Dangerous Cracked Heat Exchangers in Furnaces

You can see the rust holes up near the sheet metal plates in this heat exchanger that made the occupants sick

Everyone wants heat when old man winter arrives in the fall. Many times we take it for granted that when the temperature falls all we have to do is go to the thermostat and turn the heat on. Usually, this is not a problem. We turn the thermostat on and the heat comes on. Whether we have boilers or a furnaces at the beginning of the season when we do first turn the furnace on we have a slight burning odor which comes from the system. Usually, many of us ignore this odor because it does eventually, usually, go away. This is normal and is usually dust particles that have accumulated on the furnace’s heat exchanger burning off. How many people actually think it is carbon monoxide and called a professional HVAC technician to make sure it is not a problem? There are some people who do call but a majority of people just ignore and enjoy the heat being produced by their furnace. After all, carbon monoxide is a colorless and odorless byproduct of burning fossil fuels so even if an unsafe condition existed with their furnace they would probably never know it. This is why it is important, before old man winter arrives, to call a professional, qualified furnace technician to inspect the furnace. First, the furnace technician can make sure that the furnace will start and second of all the furnace technician can make sure you will have a safely operating furnace. You want to make sure the furnace does not have a cracked heat exchanger and a good qualified HVAC technician will look for a furnace cracked heat exchanger. Heat safety is paramount so have your furnaces inspected immediately for a cracked heat exchanger. Have a safe heating season.

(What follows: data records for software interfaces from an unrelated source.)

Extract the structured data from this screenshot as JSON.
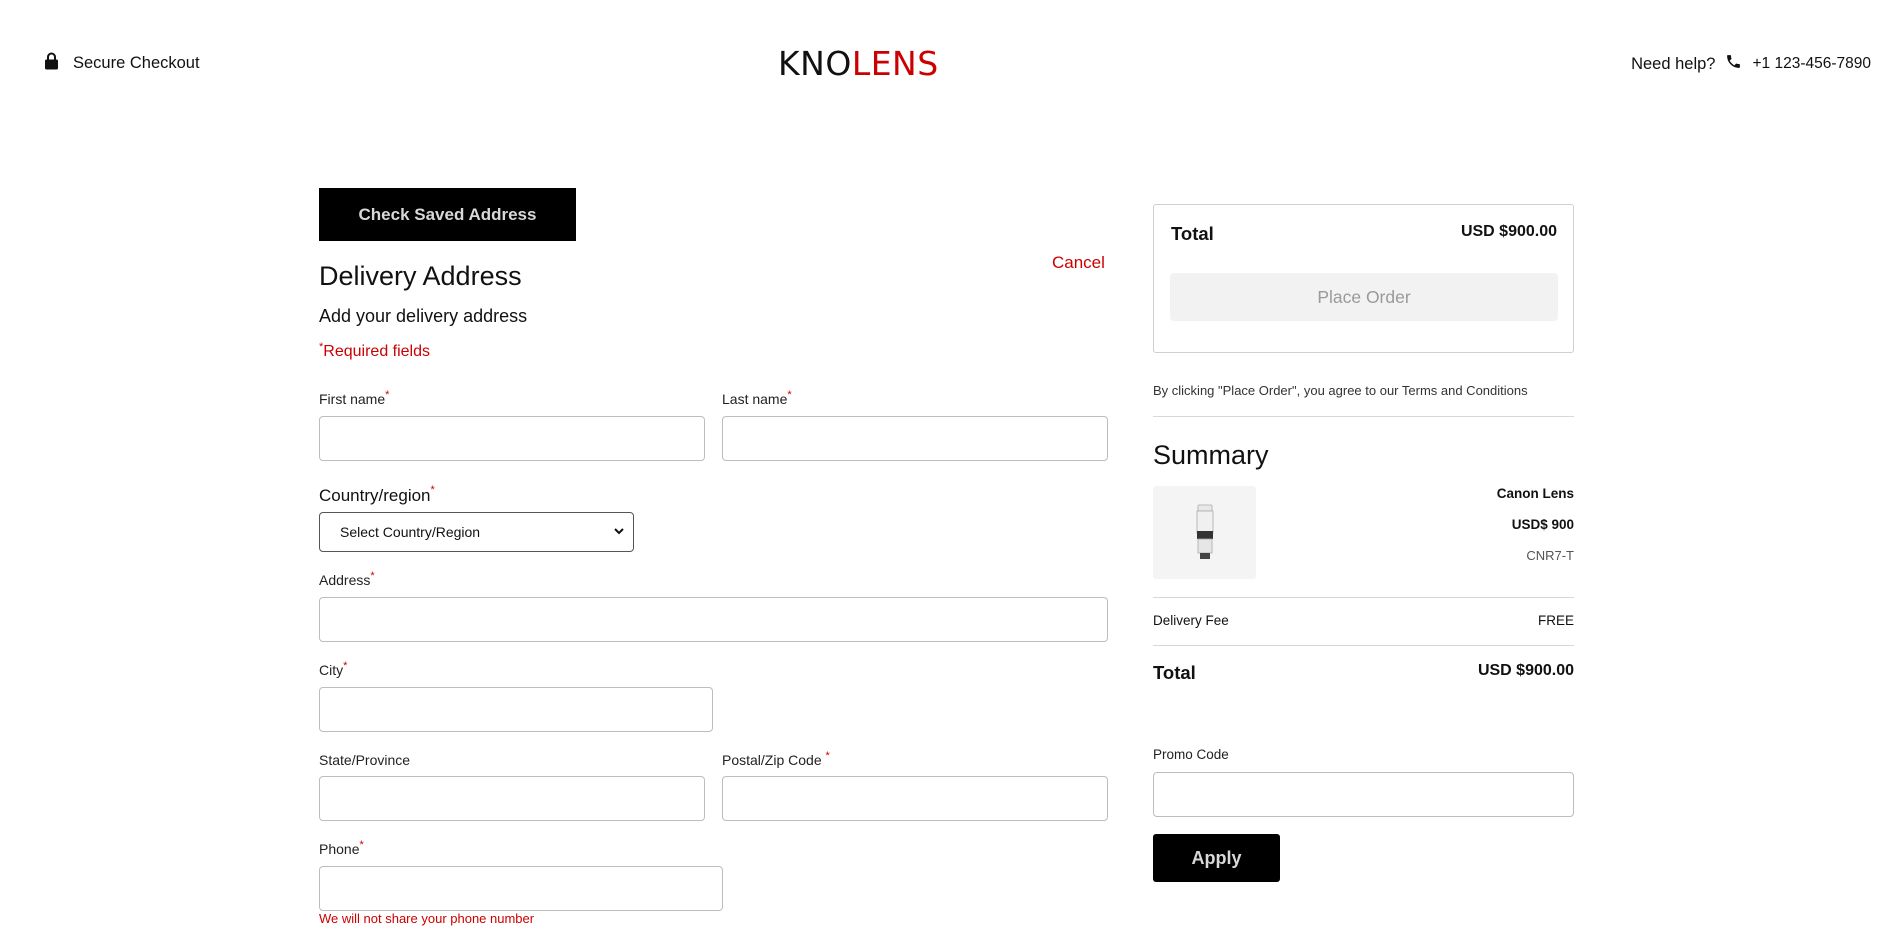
{
  "header": {
    "secure_label": "Secure Checkout",
    "logo_part1": "KNO",
    "logo_part2": "LENS",
    "help_label": "Need help?",
    "phone": "+1 123-456-7890"
  },
  "form": {
    "saved_address_button": "Check Saved Address",
    "cancel_label": "Cancel",
    "title": "Delivery Address",
    "subtitle": "Add your delivery address",
    "required_note": "Required fields",
    "required_mark": "*",
    "first_name_label": "First name",
    "last_name_label": "Last name",
    "country_label": "Country/region",
    "country_selected": "Select Country/Region",
    "address_label": "Address",
    "city_label": "City",
    "state_label": "State/Province",
    "postal_label": "Postal/Zip Code",
    "phone_label": "Phone",
    "phone_note": "We will not share your phone number"
  },
  "order": {
    "total_label": "Total",
    "total_value": "USD $900.00",
    "place_order_label": "Place Order",
    "agreement_text": "By clicking \"Place Order\", you agree to our Terms and Conditions"
  },
  "summary": {
    "title": "Summary",
    "product_name": "Canon Lens",
    "product_price": "USD$ 900",
    "product_sku": "CNR7-T",
    "delivery_fee_label": "Delivery Fee",
    "delivery_fee_value": "FREE",
    "total_label": "Total",
    "total_value": "USD $900.00"
  },
  "promo": {
    "label": "Promo Code",
    "value": "",
    "apply_label": "Apply"
  },
  "colors": {
    "accent_red": "#cc0000",
    "button_black": "#000000"
  }
}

Trane 90 Plus High Efficiency Gas Furnace | Heating and Cooling

Trane 90 Plus High Efficiency Gas FurnaceTrane 90 Plus High Efficiency Gas Furnace – This is a Trane High Efficiency gas furnace. It is also called a Trane 90 plus gas furnace because it offers efficiency ratings up to 90 percent plus. Gas or oil furnaces generally cannot achieve efficiency ratings over 95% because of impurities in the fuel including moisture. This is the reason why no fossil fuel furnace sold to the general public has a rating of more than 95% efficient.

Trane 90 Plus High Efficiency Gas Furnace – Fuel Quality

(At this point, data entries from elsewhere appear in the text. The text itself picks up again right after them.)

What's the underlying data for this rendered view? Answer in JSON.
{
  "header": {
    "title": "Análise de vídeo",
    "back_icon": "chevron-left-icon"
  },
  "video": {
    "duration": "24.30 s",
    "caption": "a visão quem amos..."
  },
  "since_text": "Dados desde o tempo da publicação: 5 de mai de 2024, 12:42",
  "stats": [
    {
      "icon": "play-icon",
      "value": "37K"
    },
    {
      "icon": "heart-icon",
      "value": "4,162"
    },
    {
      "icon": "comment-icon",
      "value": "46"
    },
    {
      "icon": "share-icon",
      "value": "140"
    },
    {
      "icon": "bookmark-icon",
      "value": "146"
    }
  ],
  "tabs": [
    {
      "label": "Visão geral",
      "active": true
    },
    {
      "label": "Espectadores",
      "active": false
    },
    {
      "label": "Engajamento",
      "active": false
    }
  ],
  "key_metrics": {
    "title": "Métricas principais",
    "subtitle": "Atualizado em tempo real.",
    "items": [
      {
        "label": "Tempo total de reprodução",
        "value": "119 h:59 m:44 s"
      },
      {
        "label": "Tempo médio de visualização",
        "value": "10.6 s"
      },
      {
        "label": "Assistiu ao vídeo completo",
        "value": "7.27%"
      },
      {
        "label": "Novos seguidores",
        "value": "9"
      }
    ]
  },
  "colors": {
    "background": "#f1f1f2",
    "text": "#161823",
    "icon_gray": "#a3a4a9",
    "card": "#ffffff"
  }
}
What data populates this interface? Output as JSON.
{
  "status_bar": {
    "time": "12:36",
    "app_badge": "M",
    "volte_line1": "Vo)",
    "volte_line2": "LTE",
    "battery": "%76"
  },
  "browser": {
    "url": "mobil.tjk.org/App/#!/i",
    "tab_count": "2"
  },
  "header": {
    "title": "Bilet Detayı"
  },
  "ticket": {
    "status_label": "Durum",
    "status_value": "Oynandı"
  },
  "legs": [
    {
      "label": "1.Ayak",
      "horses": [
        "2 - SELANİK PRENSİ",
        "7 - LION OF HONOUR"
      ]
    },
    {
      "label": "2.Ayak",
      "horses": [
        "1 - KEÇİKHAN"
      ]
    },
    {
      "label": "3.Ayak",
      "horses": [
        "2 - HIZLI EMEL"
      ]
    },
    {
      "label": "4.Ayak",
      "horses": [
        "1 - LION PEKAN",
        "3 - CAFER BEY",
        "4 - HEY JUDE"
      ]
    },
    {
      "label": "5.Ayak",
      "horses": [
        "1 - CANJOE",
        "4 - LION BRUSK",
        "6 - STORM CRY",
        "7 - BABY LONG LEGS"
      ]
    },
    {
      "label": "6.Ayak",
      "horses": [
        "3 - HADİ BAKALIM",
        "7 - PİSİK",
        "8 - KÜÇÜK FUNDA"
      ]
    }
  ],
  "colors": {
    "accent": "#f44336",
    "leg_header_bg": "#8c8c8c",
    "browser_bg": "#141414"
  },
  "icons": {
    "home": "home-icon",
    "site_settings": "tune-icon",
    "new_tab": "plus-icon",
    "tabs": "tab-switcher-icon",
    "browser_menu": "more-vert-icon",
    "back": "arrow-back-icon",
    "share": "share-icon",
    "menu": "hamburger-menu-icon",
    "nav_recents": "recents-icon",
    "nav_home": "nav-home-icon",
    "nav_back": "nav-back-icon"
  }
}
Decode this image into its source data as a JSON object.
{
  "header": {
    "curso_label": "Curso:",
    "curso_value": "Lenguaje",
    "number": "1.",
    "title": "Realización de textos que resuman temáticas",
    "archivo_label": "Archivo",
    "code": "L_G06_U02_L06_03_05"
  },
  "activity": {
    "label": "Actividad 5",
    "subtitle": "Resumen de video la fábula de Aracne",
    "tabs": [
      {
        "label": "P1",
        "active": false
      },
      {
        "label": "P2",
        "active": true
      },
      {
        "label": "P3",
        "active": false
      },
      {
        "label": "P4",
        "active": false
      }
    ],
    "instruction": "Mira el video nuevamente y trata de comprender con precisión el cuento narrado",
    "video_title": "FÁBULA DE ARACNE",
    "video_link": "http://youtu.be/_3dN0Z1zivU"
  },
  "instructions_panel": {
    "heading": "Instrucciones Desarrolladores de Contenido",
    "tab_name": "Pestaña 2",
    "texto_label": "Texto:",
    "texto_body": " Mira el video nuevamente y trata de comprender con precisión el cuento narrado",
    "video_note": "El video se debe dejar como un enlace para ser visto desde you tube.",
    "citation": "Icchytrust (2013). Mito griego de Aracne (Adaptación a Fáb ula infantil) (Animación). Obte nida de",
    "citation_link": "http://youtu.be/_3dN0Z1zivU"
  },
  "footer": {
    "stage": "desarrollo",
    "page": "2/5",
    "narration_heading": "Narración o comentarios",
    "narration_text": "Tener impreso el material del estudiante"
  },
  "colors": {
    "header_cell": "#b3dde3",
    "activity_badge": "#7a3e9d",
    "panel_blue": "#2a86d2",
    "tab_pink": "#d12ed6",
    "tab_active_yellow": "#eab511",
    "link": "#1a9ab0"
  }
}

The biggest impurity in many fuels is moisture which is difficult to remove because it is in the distribution and storage places where the fuel is distributed and stored. If these impurities were removed from the fuels before they were introduced to the furnace the cost of the fuel would be much higher and the cost to benefit ratio would not be effective.


Boiler Stainless Steel Exhaust Flue Stack

Boiler Stainless Steel Exhaust Flue StackBoiler Stainless Steel Exhaust Flue Stack

This is a photo of a boiler stainless steel exhaust stack which is used for venting corrosive boiler combustion gases. As the flue gases leave the boiler they cool and depending on the dew point of the gas the gas will experience a change of state from a gas to liquid. This liquid is highly corrosive and only special flues like stainless steel vent can be used when this occurs to prevent premature failure of the boiler vent. There are many considerations to consider with a new installation of a heating system and the type of vent to be utilized to vent the gases from the boiler or furnace.


Pin It on Pinterest